498 U.S. 192, 202, 111 S.Ct. 604, 611, 112 L.Ed.2d 617 (1991)
(defendant must be “ignorant of his duty”). Thus,
his belief must be descriptive-he must believe the law does
not apply to him. A normative belief that the law should not
apply to him leaves Willie fully aware of his legal
obligations and simply amounts to a disagreement with his
known legal duty and a “studied conclusion . . . that
[the law is] invalid and unenforceable.” Id.
at 612-13. In Cheek, the Supreme Court stated that
“a defendant's views about the validity [or
constitutionality] of the tax statutes are irrelevant to the
issue of willfulness [and] need not be heard by the jury . .
. [I]t makes no difference whether the claims of invalidity
are frivolous or have substance.” Id. at 613.
Thus, a defendant's good faith belief that he has no
legal obligation to file and evidence showing the
reasonableness of that state of mind is relevant. But, proof
of the reasonableness of a belief that he should not have a
duty only proves the reasonableness of the defendant's
disagreement with the existing law and is, therefore,
properly excluded as irrelevant.
It is apparent that it is a delicate task to differentiate
between a belief that the law should be different and a
belief that the law is different . . .
Id. Additionally, the Ninth Circuit has stated:
Although a district court may exclude evidence of what the
law is or should be, see United States v.
Poschwatta, 829 F.2d 1477, 1483 (9th Cir.1987),
cert. denied, 484 U.S. 1064, 108 S.Ct. 1024, 98
L.Ed.2d 989 (1988), it ordinarily cannot exclude evidence
relevant to the jury's determination of what a defendant

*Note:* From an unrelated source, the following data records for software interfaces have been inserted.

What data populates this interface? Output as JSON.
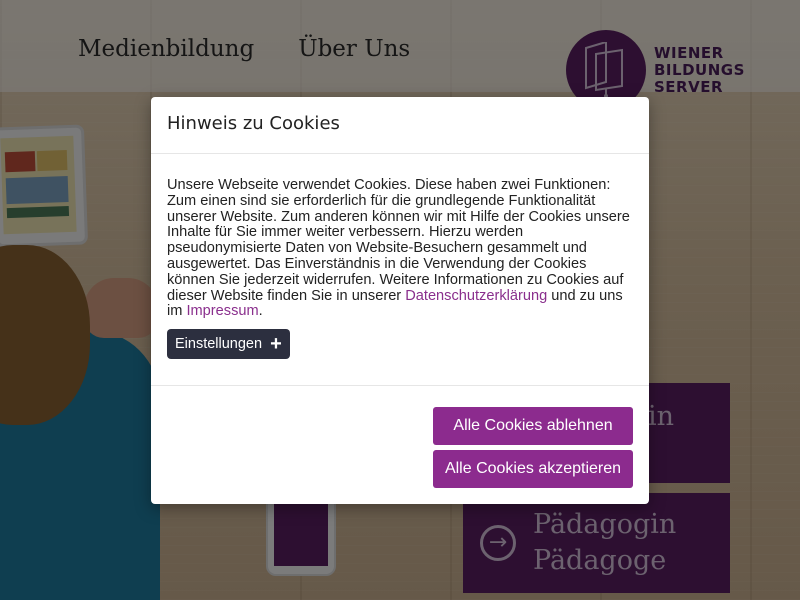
{
  "nav": {
    "items": [
      "Medienbildung",
      "Über Uns"
    ]
  },
  "logo": {
    "line1": "WIENER",
    "line2": "BILDUNGS",
    "line3": "SERVER",
    "color": "#5a1f63"
  },
  "tiles": {
    "tile1_text": "in",
    "tile2_line1": "Pädagogin",
    "tile2_line2": "Pädagoge",
    "tile2_icon": "arrow-right-circle-icon"
  },
  "modal": {
    "title": "Hinweis zu Cookies",
    "text_main": "Unsere Webseite verwendet Cookies. Diese haben zwei Funktionen: Zum einen sind sie erforderlich für die grundlegende Funktionalität unserer Website. Zum anderen können wir mit Hilfe der Cookies unsere Inhalte für Sie immer weiter verbessern. Hierzu werden pseudonymisierte Daten von Website-Besuchern gesammelt und ausgewertet. Das Einverständnis in die Verwendung der Cookies können Sie jederzeit widerrufen. Weitere Informationen zu Cookies auf dieser Website finden Sie in unserer ",
    "privacy_link": "Datenschutzerklärung",
    "text_mid": " und zu uns im ",
    "imprint_link": "Impressum",
    "text_end": ".",
    "settings_label": "Einstellungen",
    "settings_icon": "plus-icon",
    "reject_label": "Alle Cookies ablehnen",
    "accept_label": "Alle Cookies akzeptieren",
    "accent_color": "#8c2b8e"
  }
}
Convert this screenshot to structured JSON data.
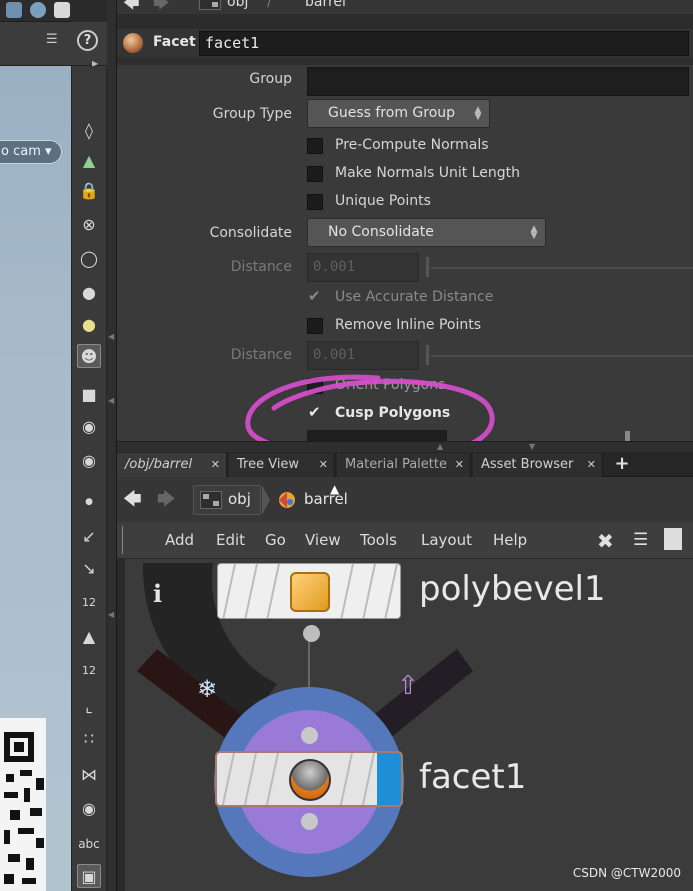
{
  "param_pane": {
    "path": [
      "obj",
      "barrel"
    ],
    "node_type": "Facet",
    "node_name": "facet1",
    "params": {
      "group_label": "Group",
      "group_value": "",
      "group_type_label": "Group Type",
      "group_type_value": "Guess from Group",
      "precompute_normals_label": "Pre-Compute Normals",
      "make_unit_length_label": "Make Normals Unit Length",
      "unique_points_label": "Unique Points",
      "consolidate_label": "Consolidate",
      "consolidate_value": "No Consolidate",
      "distance_label": "Distance",
      "distance_value": "0.001",
      "use_accurate_distance_label": "Use Accurate Distance",
      "remove_inline_label": "Remove Inline Points",
      "distance2_label": "Distance",
      "distance2_value": "0.001",
      "orient_polygons_label": "Orient Polygons",
      "cusp_polygons_label": "Cusp Polygons"
    },
    "checks": {
      "precompute_normals": false,
      "make_unit_length": false,
      "unique_points": false,
      "use_accurate_distance": true,
      "remove_inline": false,
      "orient_polygons": false,
      "cusp_polygons": true
    }
  },
  "viewport": {
    "camera_label": "o cam"
  },
  "tabs": [
    {
      "label": "/obj/barrel",
      "active": true
    },
    {
      "label": "Tree View",
      "active": false
    },
    {
      "label": "Material Palette",
      "active": false
    },
    {
      "label": "Asset Browser",
      "active": false
    }
  ],
  "network": {
    "path": [
      "obj",
      "barrel"
    ],
    "menu": [
      "Add",
      "Edit",
      "Go",
      "View",
      "Tools",
      "Layout",
      "Help"
    ],
    "nodes": [
      {
        "name": "polybevel1"
      },
      {
        "name": "facet1"
      }
    ],
    "info_glyph": "i",
    "shelf_text_icon": "abc",
    "shelf_num_label": "12"
  },
  "colors": {
    "annotation": "#d94fd0",
    "display_flag": "#1e8fd6",
    "ring_dark": "#242424",
    "ring_blue": "#5577bb",
    "ring_purple": "#9a7ad8"
  },
  "watermark": "CSDN @CTW2000"
}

thought the law was in § 7203 cases because willfulness
is an element of the offense.
Powell, 955 F.2d at 1214 (emphasis in original).
Court recognizes that it may preclude a defense theory where
“the evidence, as described in the defendant's
offer of proof, is insufficient as a matter of law to support
the proffered defense[, ]” United States v.
Boulware, 558 F.3d 971, 974 (9th Cir. 2009) (citation
omitted)[, ] and considers the admissibility of the evidence
in light of this principle. Here, Brollini is not offering
the materials to show what the law is, but to show the
materials available to him and upon which he relied. It
appears this evidence is relevant to Brollini's alleged
good faith belief that he had no legal obligation and to show
the reasonableness of that state of mind. This is evidence
that is relevant to a jury's determination of whether
Brollini knew he was voluntarily and intentionally violating
a known legal duty. For example, the government points out
some issues that it believes indicates the video is
irrelevant: violating and ignoring statutory requirements.
However, this arguably goes to Brollini's good faith
belief as to any known legal obligation as set forth in
relevant statutes. The government's argument addresses
the weight of the evidence, not its admissibility. The
parties will be able to argue whether this evidence, while
considering the government evidence (e.g., the Truth
About Frivolous Tax Arguments material), establishes
whether Brollini had a good faith belief he had no legal
obligation. The Court finds this evidence is admissible.
as this evidence is relevant and admissible, the Court finds
it is appropriate for this evidence to go to the jury during
deliberations. However, the Court finds the danger of unfair
prejudice of the discussion in the video regarding the
acquittal in federal court of a commentator substantially
outweighs the probative value, Fed.R.Evid. 403. The Court
finds, therefore, this discussion must be redacted from the
IT IS ORDERED the government's Motion in Limine as to the
admissibility of secondary sources (Doc. 140) is DENIED.
However, the defense shall redact the discussion ...